“No one can claim any benefit of the Terminator technology to the consumer or the farmer, but the USDA put half the money in [its development].” Dr. Richard Lewontin.

“One and one-half billion people depend on farm-saved seed for food security. This [the Terminator technology] is the most important challenge to the Convention on Biodiversity. To sterilize a large section of the earth’s surface through trading in sterile seed ….” Edward Hammond, Consultant in Genetic Resources.

“The Terminator technology is not unethical. It is unethical to empower farmers with the ability to steal value added by companies.” Dr. Luther Val Giddings, Biotechnology Industry Organization.

“Those selling GM have done an appalling job of communicating with the public.” Dr. Peter Raven.

“Public research has to be somehow detached from the centers of power. How do you do that? Wave a red flag?” Dr. Richard Lewontin.

“Except in Denmark, we have no public debate of a reasoned nature on biotech research.” Prof. Lynn Mytelka, Chair, Division on Investment, Technology and Enterprise Development, UN Conference on Trade and Development.

“There is no existing scientific basis for developing specific legislation for transgenic organisms.” Dr. Michael Oborne, Organization of Economic Cooperation and Development (OECD) (an organization of the 30 developed nations, whose 1993 policy on biotech safety closely tracked the U.S. FDA’s 1992 policy statement).

“There are no canonical tests to evaluate crops that have been genetically modified. As opposed to the advances that have been made in chemical toxicology, each GM crop has to be examined on its own for nutrition, allergenicity, pathogenicity. Tests are being invented as products move off the assembly line.” Dr. Sheldon Krimsky.

“We actually are not quite sure of what has happened.” Dr. Julian Kinderlerer, Department of Molecular Biology and Biotechnology, Sheffield University, U.K., on the consumer reaction to GM foods in Great Britain. Kinderlerer noted that biotech stories appeared on the front page of all major British papers one out of every three days this year.

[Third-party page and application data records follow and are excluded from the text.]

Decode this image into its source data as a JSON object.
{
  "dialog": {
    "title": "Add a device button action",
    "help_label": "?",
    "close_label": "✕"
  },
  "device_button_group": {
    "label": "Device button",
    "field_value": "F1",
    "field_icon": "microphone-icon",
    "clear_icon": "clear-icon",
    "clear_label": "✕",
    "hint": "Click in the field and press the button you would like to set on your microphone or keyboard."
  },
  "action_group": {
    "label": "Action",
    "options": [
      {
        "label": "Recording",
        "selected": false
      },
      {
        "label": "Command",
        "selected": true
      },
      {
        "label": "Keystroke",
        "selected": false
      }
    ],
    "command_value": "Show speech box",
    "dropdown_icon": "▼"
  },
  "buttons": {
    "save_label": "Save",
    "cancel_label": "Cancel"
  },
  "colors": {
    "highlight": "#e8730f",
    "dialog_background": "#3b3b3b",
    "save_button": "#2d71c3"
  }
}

“New drugs are only allowed on the market if tests demonstrate that they are better than existing drugs. Why not for foods? Because we don’t have anything to compare them with. We don’t test foods.” Dr. Kinderlerer.

“The House of Lords asked the USDA for details of its monitoring of the [then] 30 million [now 60 million] acres of crops being grown in the US. I’m afraid the USDA said they had not monitored the crops because they did not expect any unexpected events. That is recorded in the House of Lords. We found that astonishing.” Dr. Kinderlerer.

“The consumer has a right to know. Even if the scientist believes that a label is stupid, unnecessary, and possibly even false, the decision of the consumer that the label is necessary must be overriding.” Dr. Kinderlerer.

“Are we afraid to assert our ignorance? Are we willing to come to grips with the fact that we’re not sure how these genes are going to affect other genes down the line?” Dr. Krimsky.

[answering the preceding question] “While foods tested in Europe are believed to be safe, the view of many scientists is that we can’t predict the effect of releases into the environment. At the very least we need to monitor extremely carefully what we put out into the environment. This is very difficult to do. Effects are so small you don’t know what you’re looking for.” Dr. Kinderlerer.

“By going too far too quickly, we may kill this technology.” Dr. Helen Argalias, UN Commission on Science and Technology.

“Prince Charles never used the words ‘Frankenstein foods.’ “An unnamed employee of the Prince, responding to a characterization of the Prince’s opposition to GM foods.


  

Home | Programs | Agricultural Services | The Fair | Certification | Events | Publications | Resources | Store | Support MOFGA | Contact | MOFGA.net | Search
  Copyright © 2014 Maine Organic Farmers and Gardeners Association   Terms Of Use  Privacy Statement    Site by Planet Maine